Logitech’s wireless keyboard is about two inches wider than Microsoft’s, and for good reason: the Microsoft keyboard lacks a numeric keypad on its far right side, a feature that I missed. In place of the keypad are a set of directional buttons that mimic the basic functionality of a mouse. These let you push back from your desktop to browse digital photos while leaving your mouse on the desk yet still taking advantage of some of its functions.
The Logitech Cordless Desktop MX 5000 Laser keyboard uses a built-in LCD at the center top of its keyboard. This screen reflected the keyboard’s synching with my computer: it displayed my name, the date and the time. When I played music, the artist and song title scrolled across the screen.
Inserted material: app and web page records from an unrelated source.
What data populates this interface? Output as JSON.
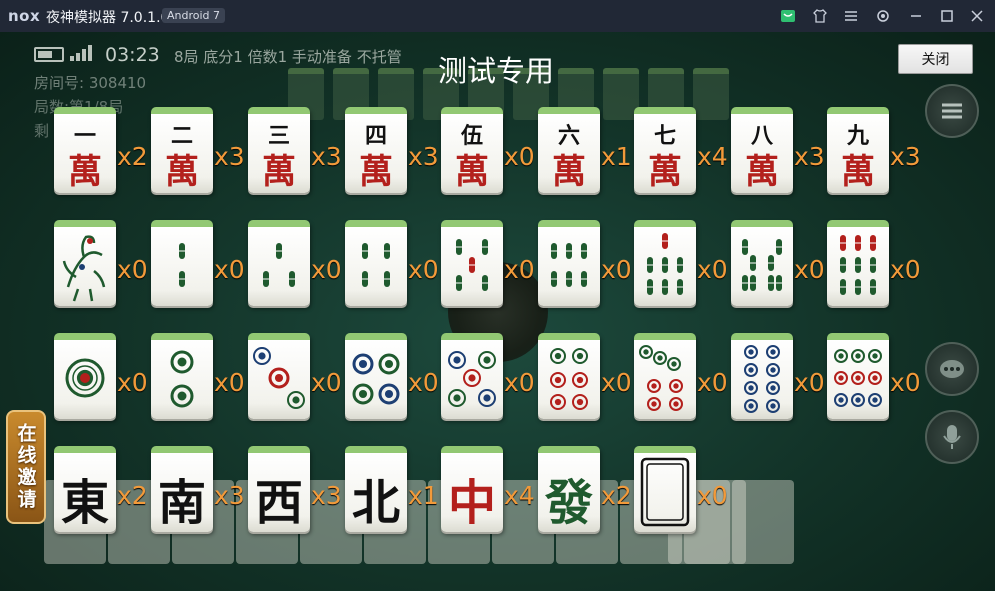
{
  "window": {
    "logo": "nox",
    "title": "夜神模拟器 7.0.1.0",
    "android_badge": "Android 7",
    "icons": [
      "store-icon",
      "shirt-icon",
      "menu-icon",
      "gear-icon",
      "minimize-icon",
      "maximize-icon",
      "close-icon"
    ]
  },
  "game": {
    "clock": "03:23",
    "status": "8局  底分1  倍数1  手动准备  不托管",
    "room": "房间号: 308410",
    "round": "局数:第1/8局",
    "remaining": "剩",
    "title": "测试专用",
    "close_button": "关闭",
    "invite_button": "在线邀请"
  },
  "wan_numbers": [
    "一",
    "二",
    "三",
    "四",
    "伍",
    "六",
    "七",
    "八",
    "九"
  ],
  "wan_suffix": "萬",
  "counts": {
    "wan": [
      "x2",
      "x3",
      "x3",
      "x3",
      "x0",
      "x1",
      "x4",
      "x3",
      "x3"
    ],
    "bamboo": [
      "x0",
      "x0",
      "x0",
      "x0",
      "x0",
      "x0",
      "x0",
      "x0",
      "x0"
    ],
    "dots": [
      "x0",
      "x0",
      "x0",
      "x0",
      "x0",
      "x0",
      "x0",
      "x0",
      "x0"
    ],
    "honors": [
      "x2",
      "x3",
      "x3",
      "x1",
      "x4",
      "x2",
      "x0"
    ]
  },
  "honors": [
    "東",
    "南",
    "西",
    "北",
    "中",
    "發",
    ""
  ],
  "colors": {
    "count": "#f29a3a",
    "tile_top": "#92c873",
    "red": "#b3201c",
    "green": "#1f5a2e",
    "blue": "#1d3f73"
  }
}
This could come in handy if you planned to constantly use the keyboard away from the PC. But in most cases, the content on the LCD wasn’t that helpful, and seemed repetitive of what was on the computer screen.
The Logitech mouse is sculpted to fit a hand and it offered more buttons for scrolling and navigation than the Microsoft set’s mouse. To recharge, this mouse fits upright in a stand. Microsoft’s wireless mouse recharges by lying flat on a recharging strip.
I used Microsoft’s Natural Ergonomic Keyboard 4000 with my desktop computers at work and in place of a small laptop’s squished keyboard. Its arched center and split keys took a little getting used to, but I was soon hooked. A special feature in the center of the keyboard called the Zoom Slider lets you zoom in or out to adjust the view of a screen. This worked for me in Microsoft Word documents, but not in Outlook Express or within Firefox’s browser.
Five large, numbered buttons at the center top of this ergo keyboard are called My Favorites, and I programmed them with ease by pressing one and entering the desired destination, including folders, browsers, or specific Web sites.
But typing on this keyboard really won me over. Its split setup won’t work for everyone, but for touch typists, it’s truly more comfortable. I typed away with ease using my right and left fingers, and keys felt closer together due to their inward-tilting shape. I noticed that I made fewer mistakes typing on this keyboard than on a regular keyboard.
If you spend a lot of time at a computer each day, you may want to consider one of these keyboards or keyboard sets for better ergonomics and production. It takes a little while to get used to using keyboard shortcuts for things like music and photos, but these can be real time-savers. Whatever you choose, know that there are other options out there beyond what came with your computer, and that they’re usually worth the extra money.
Edited by Walter S. Mossberg